So, how is Jesus “really present” in a communion service? I do not think that he is present simply in the elements, or in the minds or hearts of the faithful. He is actually and fully present, with his feet under our table. (or is it our feet under His table?) He is the host who is present at the meal in which we share. He is meeting with us at the trysting place where we had pre-arranged to meet. It is the place and time, when putting aside all distractions, we engage in a conversation where heart meets with heart. It is the time when people who share a very busy and often distracted life, “go out for a meal together” and re-engage with each other. It is, as Horatius Bonar writes in his great communion hymn, “Here, O my Lord, I see thee face to face.” This is what we mean when we say that the real presence of Christ is experienced in the hour of Holy Communion.
Think it Through…
Read through the following passages of scripture that turn our focus to the event and the significance of the ascension of Jesus.

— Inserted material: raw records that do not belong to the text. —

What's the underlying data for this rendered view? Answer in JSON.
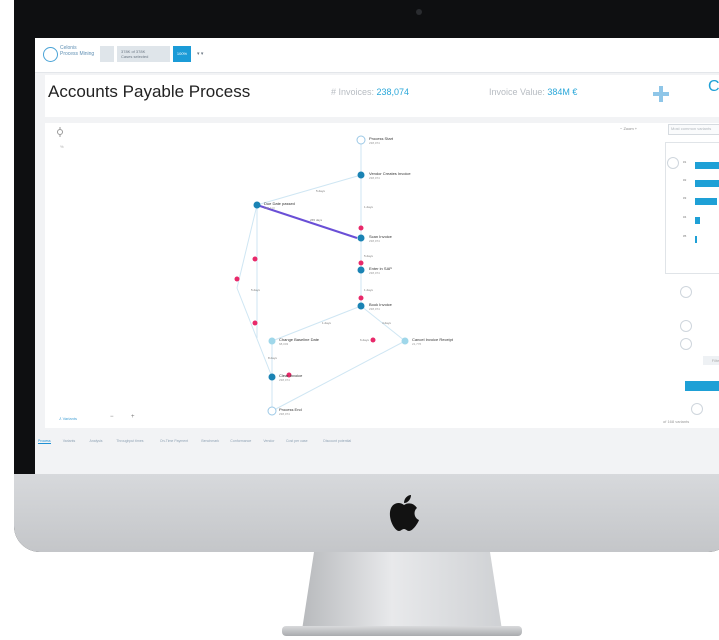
{
  "header": {
    "app_name_line1": "Celonis",
    "app_name_line2": "Process Mining",
    "pill1_line1": "378K of 378K",
    "pill1_line2": "Cases selected",
    "pill_blue": "100%"
  },
  "title": "Accounts Payable Process",
  "kpis": {
    "invoices_label": "# Invoices: ",
    "invoices_value": "238,074",
    "value_label": "Invoice Value: ",
    "value_value": "384M €",
    "cut_letter": "C"
  },
  "process_map": {
    "nodes": [
      {
        "label": "Process Start",
        "sub": "238,074"
      },
      {
        "label": "Vendor Creates Invoice",
        "sub": "238,074"
      },
      {
        "label": "Due Date passed",
        "sub": "142,113"
      },
      {
        "label": "Scan Invoice",
        "sub": "238,074"
      },
      {
        "label": "Enter in SAP",
        "sub": "238,074"
      },
      {
        "label": "Book Invoice",
        "sub": "238,074"
      },
      {
        "label": "Change Baseline Date",
        "sub": "68,003"
      },
      {
        "label": "Cancel Invoice Receipt",
        "sub": "21,776"
      },
      {
        "label": "Clear Invoice",
        "sub": "238,074"
      },
      {
        "label": "Process End",
        "sub": "238,074"
      }
    ],
    "edge_labels": [
      "5 days",
      "1 days",
      "5 days",
      "1 days",
      "1 days",
      "4 days",
      "6 days",
      "8 days",
      "5 days",
      "265 days"
    ]
  },
  "sidebar": {
    "zoom_label": "Zoom",
    "search_placeholder": "Most common variants",
    "filter_label": "Filter on",
    "cases_text": "of 168 variants",
    "variants_label": "Variants"
  },
  "histogram": {
    "rows": [
      {
        "label": "#1",
        "value": 0.95
      },
      {
        "label": "#2",
        "value": 0.92
      },
      {
        "label": "#3",
        "value": 0.55
      },
      {
        "label": "#4",
        "value": 0.12
      },
      {
        "label": "#5",
        "value": 0.06
      }
    ]
  },
  "tabs": [
    "Process",
    "Variants",
    "Analysis",
    "Throughput times",
    "On-Time Payment",
    "Benchmark",
    "Conformance",
    "Vendor",
    "Cost per case",
    "Discount potential"
  ],
  "colors": {
    "accent": "#1ea0d6",
    "path": "#6a4fd6",
    "event": "#e8296a"
  }
}
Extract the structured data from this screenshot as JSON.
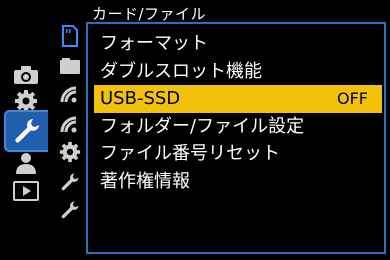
{
  "header": {
    "title": "カード/ファイル"
  },
  "menu": {
    "items": [
      {
        "label": "フォーマット",
        "value": ""
      },
      {
        "label": "ダブルスロット機能",
        "value": ""
      },
      {
        "label": "USB-SSD",
        "value": "OFF"
      },
      {
        "label": "フォルダー/ファイル設定",
        "value": ""
      },
      {
        "label": "ファイル番号リセット",
        "value": ""
      },
      {
        "label": "著作権情報",
        "value": ""
      }
    ],
    "selected_index": 2
  },
  "categories": [
    {
      "icon": "camera-icon"
    },
    {
      "icon": "gear-icon"
    },
    {
      "icon": "wrench-icon",
      "active": true
    },
    {
      "icon": "person-icon"
    },
    {
      "icon": "playback-icon"
    }
  ],
  "subpages": [
    {
      "icon": "sd-card-icon",
      "active": true
    },
    {
      "icon": "folder-icon"
    },
    {
      "icon": "signal-bars-icon"
    },
    {
      "icon": "signal-bars-icon"
    },
    {
      "icon": "gear-icon"
    },
    {
      "icon": "wrench-icon"
    },
    {
      "icon": "wrench-icon"
    }
  ],
  "colors": {
    "accent_blue": "#1f5fae",
    "frame_blue": "#2f6dbd",
    "highlight_yellow": "#f2c20a",
    "background": "#000000",
    "text": "#ffffff"
  }
}
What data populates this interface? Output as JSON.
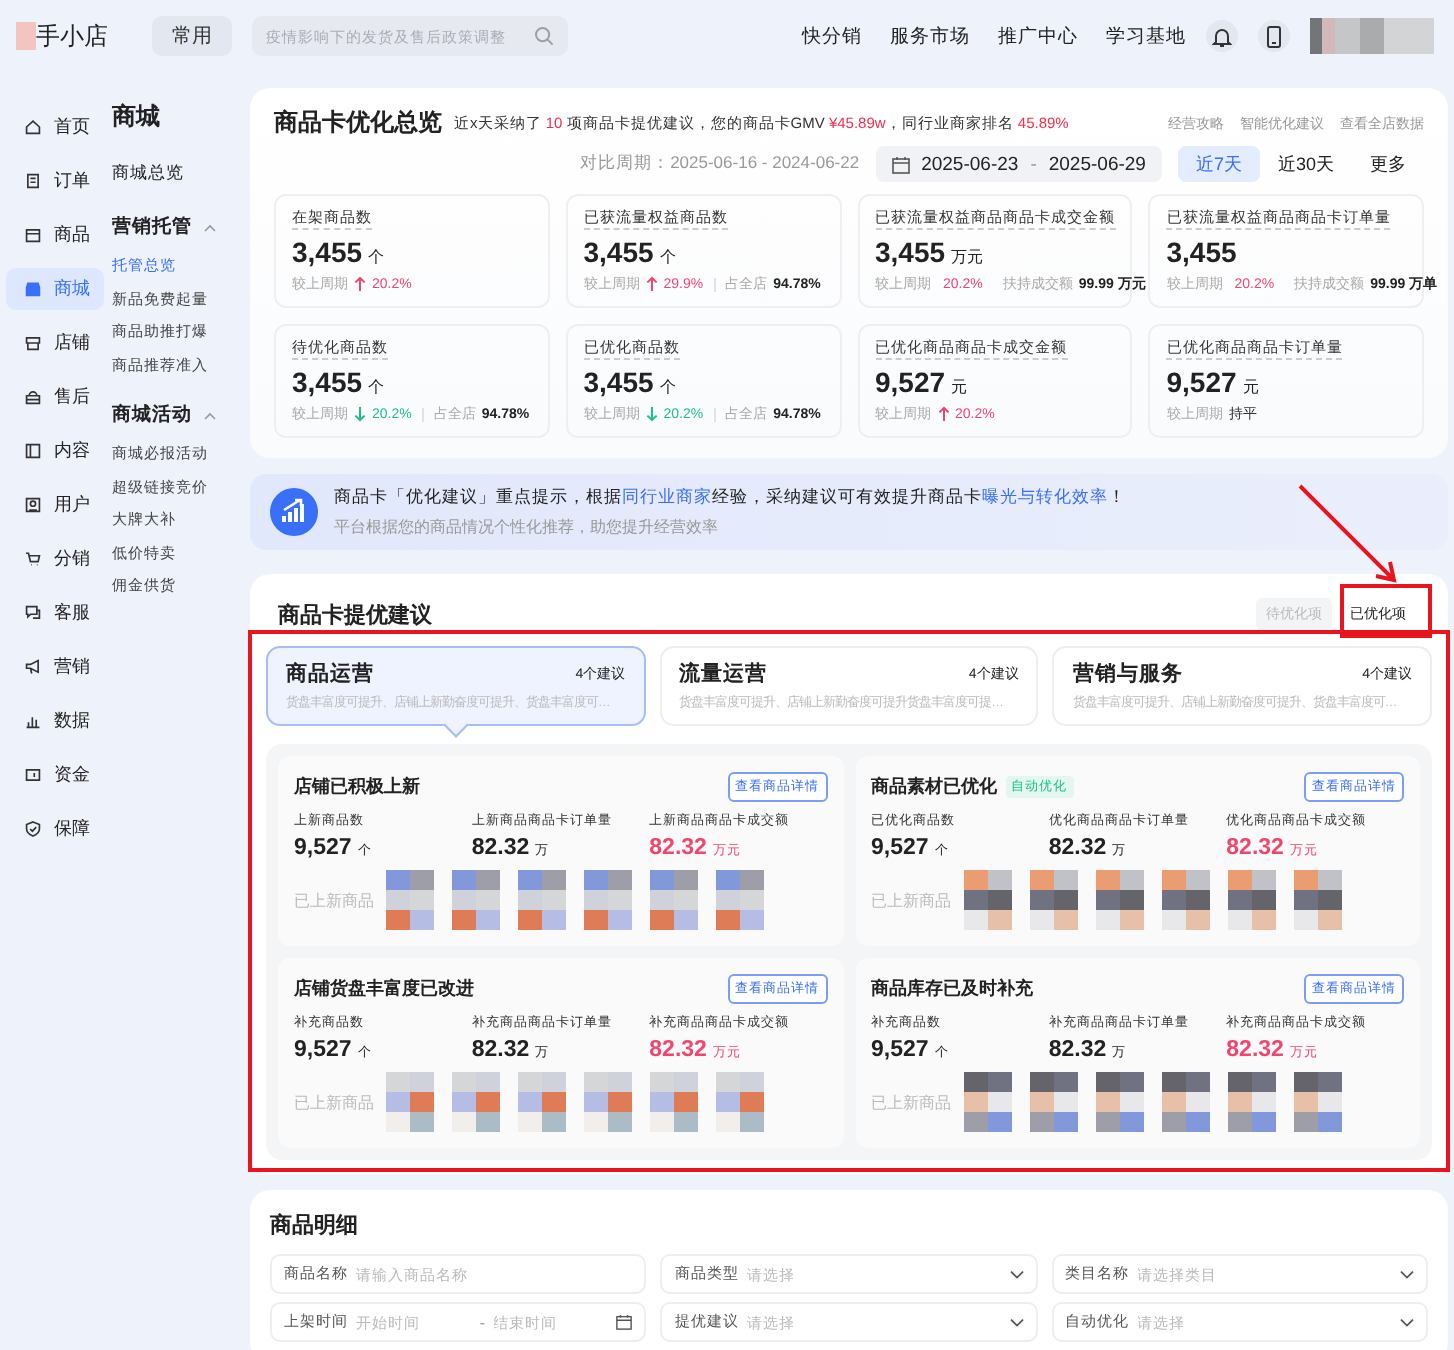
{
  "topbar": {
    "logo": "手小店",
    "common": "常用",
    "search": {
      "placeholder": "疫情影响下的发货及售后政策调整"
    },
    "links": [
      "快分销",
      "服务市场",
      "推广中心",
      "学习基地"
    ]
  },
  "sidebar": {
    "items": [
      {
        "label": "首页",
        "selected": false
      },
      {
        "label": "订单",
        "selected": false
      },
      {
        "label": "商品",
        "selected": false
      },
      {
        "label": "商城",
        "selected": true
      },
      {
        "label": "店铺",
        "selected": false
      },
      {
        "label": "售后",
        "selected": false
      },
      {
        "label": "内容",
        "selected": false
      },
      {
        "label": "用户",
        "selected": false
      },
      {
        "label": "分销",
        "selected": false
      },
      {
        "label": "客服",
        "selected": false
      },
      {
        "label": "营销",
        "selected": false
      },
      {
        "label": "数据",
        "selected": false
      },
      {
        "label": "资金",
        "selected": false
      },
      {
        "label": "保障",
        "selected": false
      }
    ]
  },
  "submenu": {
    "title": "商城",
    "top": {
      "label": "商城总览",
      "selected": false
    },
    "groups": [
      {
        "label": "营销托管",
        "expanded": true,
        "items": [
          {
            "label": "托管总览",
            "selected": true
          },
          {
            "label": "新品免费起量",
            "selected": false
          },
          {
            "label": "商品助推打爆",
            "selected": false
          },
          {
            "label": "商品推荐准入",
            "selected": false
          }
        ]
      },
      {
        "label": "商城活动",
        "expanded": true,
        "items": [
          {
            "label": "商城必报活动",
            "selected": false
          },
          {
            "label": "超级链接竞价",
            "selected": false
          },
          {
            "label": "大牌大补",
            "selected": false
          },
          {
            "label": "低价特卖",
            "selected": false
          },
          {
            "label": "佣金供货",
            "selected": false
          }
        ]
      }
    ]
  },
  "overview": {
    "title": "商品卡优化总览",
    "note": [
      {
        "text": "近x天采纳了 ",
        "highlight": false
      },
      {
        "text": "10",
        "highlight": true
      },
      {
        "text": " 项商品卡提优建议，您的商品卡GMV ",
        "highlight": false
      },
      {
        "text": "¥45.89w",
        "highlight": true
      },
      {
        "text": "，同行业商家排名 ",
        "highlight": false
      },
      {
        "text": "45.89%",
        "highlight": true
      }
    ],
    "links": [
      "经营攻略",
      "智能优化建议",
      "查看全店数据"
    ],
    "compare": "对比周期：2025-06-16 - 2024-06-22",
    "date_range": {
      "start": "2025-06-23",
      "separator": "-",
      "end": "2025-06-29"
    },
    "periods": [
      {
        "label": "近7天",
        "selected": true
      },
      {
        "label": "近30天",
        "selected": false
      },
      {
        "label": "更多",
        "selected": false
      }
    ],
    "metrics": [
      {
        "label": "在架商品数",
        "value": "3,455",
        "unit": "个",
        "change": {
          "label": "较上周期",
          "value": "20.2%",
          "kind": "up"
        }
      },
      {
        "label": "已获流量权益商品数",
        "value": "3,455",
        "unit": "个",
        "change": {
          "label": "较上周期",
          "value": "29.9%",
          "kind": "up"
        },
        "extra": {
          "label": "占全店",
          "value": "94.78%"
        }
      },
      {
        "label": "已获流量权益商品商品卡成交金额",
        "value": "3,455",
        "unit": "万元",
        "change": {
          "label": "较上周期",
          "value": "20.2%",
          "kind": "up"
        },
        "extra": {
          "label": "扶持成交额",
          "value": "99.99 万元"
        }
      },
      {
        "label": "已获流量权益商品商品卡订单量",
        "value": "3,455",
        "change": {
          "label": "较上周期",
          "value": "20.2%",
          "kind": "up"
        },
        "extra": {
          "label": "扶持成交额",
          "value": "99.99 万单"
        }
      },
      {
        "label": "待优化商品数",
        "value": "3,455",
        "unit": "个",
        "change": {
          "label": "较上周期",
          "value": "20.2%",
          "kind": "down"
        },
        "extra": {
          "label": "占全店",
          "value": "94.78%"
        }
      },
      {
        "label": "已优化商品数",
        "value": "3,455",
        "unit": "个",
        "change": {
          "label": "较上周期",
          "value": "20.2%",
          "kind": "down"
        },
        "extra": {
          "label": "占全店",
          "value": "94.78%"
        }
      },
      {
        "label": "已优化商品商品卡成交金额",
        "value": "9,527",
        "unit": "元",
        "change": {
          "label": "较上周期",
          "value": "20.2%",
          "kind": "up"
        }
      },
      {
        "label": "已优化商品商品卡订单量",
        "value": "9,527",
        "unit": "元",
        "change": {
          "label": "较上周期",
          "value": "持平",
          "kind": "flat"
        }
      }
    ]
  },
  "banner": {
    "title": [
      {
        "text": "商品卡「优化建议」重点提示，根据",
        "highlight": false
      },
      {
        "text": "同行业商家",
        "highlight": true
      },
      {
        "text": "经验，采纳建议可有效提升商品卡",
        "highlight": false
      },
      {
        "text": "曝光与转化效率",
        "highlight": true
      },
      {
        "text": "！",
        "highlight": false
      }
    ],
    "subtitle": "平台根据您的商品情况个性化推荐，助您提升经营效率"
  },
  "suggestions": {
    "title": "商品卡提优建议",
    "toggle": [
      {
        "label": "待优化项",
        "selected": false
      },
      {
        "label": "已优化项",
        "selected": true
      }
    ],
    "categories": [
      {
        "title": "商品运营",
        "count": "4个建议",
        "desc": "货盘丰富度可提升、店铺上新勤奋度可提升、货盘丰富度可…",
        "selected": true
      },
      {
        "title": "流量运营",
        "count": "4个建议",
        "desc": "货盘丰富度可提升、店铺上新勤奋度可提升货盘丰富度可提…",
        "selected": false
      },
      {
        "title": "营销与服务",
        "count": "4个建议",
        "desc": "货盘丰富度可提升、店铺上新勤奋度可提升、货盘丰富度可…",
        "selected": false
      }
    ],
    "results": [
      {
        "title": "店铺已积极上新",
        "button": "查看商品详情",
        "stats": [
          {
            "label": "上新商品数",
            "value": "9,527",
            "unit": "个",
            "highlight": false
          },
          {
            "label": "上新商品商品卡订单量",
            "value": "82.32",
            "unit": "万",
            "highlight": false
          },
          {
            "label": "上新商品商品卡成交额",
            "value": "82.32",
            "unit": "万元",
            "highlight": true
          }
        ],
        "images_label": "已上新商品"
      },
      {
        "title": "商品素材已优化",
        "tag": "自动优化",
        "button": "查看商品详情",
        "stats": [
          {
            "label": "已优化商品数",
            "value": "9,527",
            "unit": "个",
            "highlight": false
          },
          {
            "label": "优化商品商品卡订单量",
            "value": "82.32",
            "unit": "万",
            "highlight": false
          },
          {
            "label": "优化商品商品卡成交额",
            "value": "82.32",
            "unit": "万元",
            "highlight": true
          }
        ],
        "images_label": "已上新商品"
      },
      {
        "title": "店铺货盘丰富度已改进",
        "button": "查看商品详情",
        "stats": [
          {
            "label": "补充商品数",
            "value": "9,527",
            "unit": "个",
            "highlight": false
          },
          {
            "label": "补充商品商品卡订单量",
            "value": "82.32",
            "unit": "万",
            "highlight": false
          },
          {
            "label": "补充商品商品卡成交额",
            "value": "82.32",
            "unit": "万元",
            "highlight": true
          }
        ],
        "images_label": "已上新商品"
      },
      {
        "title": "商品库存已及时补充",
        "button": "查看商品详情",
        "stats": [
          {
            "label": "补充商品数",
            "value": "9,527",
            "unit": "个",
            "highlight": false
          },
          {
            "label": "补充商品商品卡订单量",
            "value": "82.32",
            "unit": "万",
            "highlight": false
          },
          {
            "label": "补充商品商品卡成交额",
            "value": "82.32",
            "unit": "万元",
            "highlight": true
          }
        ],
        "images_label": "已上新商品"
      }
    ]
  },
  "detail": {
    "title": "商品明细",
    "filters": [
      {
        "kind": "input",
        "label": "商品名称",
        "placeholder": "请输入商品名称"
      },
      {
        "kind": "select",
        "label": "商品类型",
        "placeholder": "请选择"
      },
      {
        "kind": "select",
        "label": "类目名称",
        "placeholder": "请选择类目"
      },
      {
        "kind": "daterange",
        "label": "上架时间",
        "placeholder": "开始时间",
        "separator": "-",
        "placeholder_end": "结束时间"
      },
      {
        "kind": "select",
        "label": "提优建议",
        "placeholder": "请选择"
      },
      {
        "kind": "select",
        "label": "自动优化",
        "placeholder": "请选择"
      }
    ]
  }
}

Ask yourself, do these passages teach us of “the Real Absence” of Jesus, or the “Real Presence?”
Matthew 28:16-20, Mark 16:19-20, Luke 24:49-53, John 20:17, Acts 1:8-11
Ephesians 1:20-23, 4:8-10, Hebrews 4:14, 9:24, 12:2.
Next time you participate in a service of Holy Communion, ask yourself, in what way is the Lord Jesus actually present in these moments, and what response should I be making? Try prepare yourself the day before you next take communion by reading the passages in the Gospels and in I Corinthians, chapter 11 that give focus to this experience in the lives of the early church.
For the Small Group Leader…
Most of us participate in Holy Communion at least once each month. Most of us, I suspect, do not know what is “supposed to happen.” Discuss with your group their understanding and experience of taking part in this celebration. You may find that people in our culture may find the event strange, disconcerting or of no apparent value. But others may reflect upon the deep solace and joy they experience during this event.
Published in Light and Life, May-June, 2002.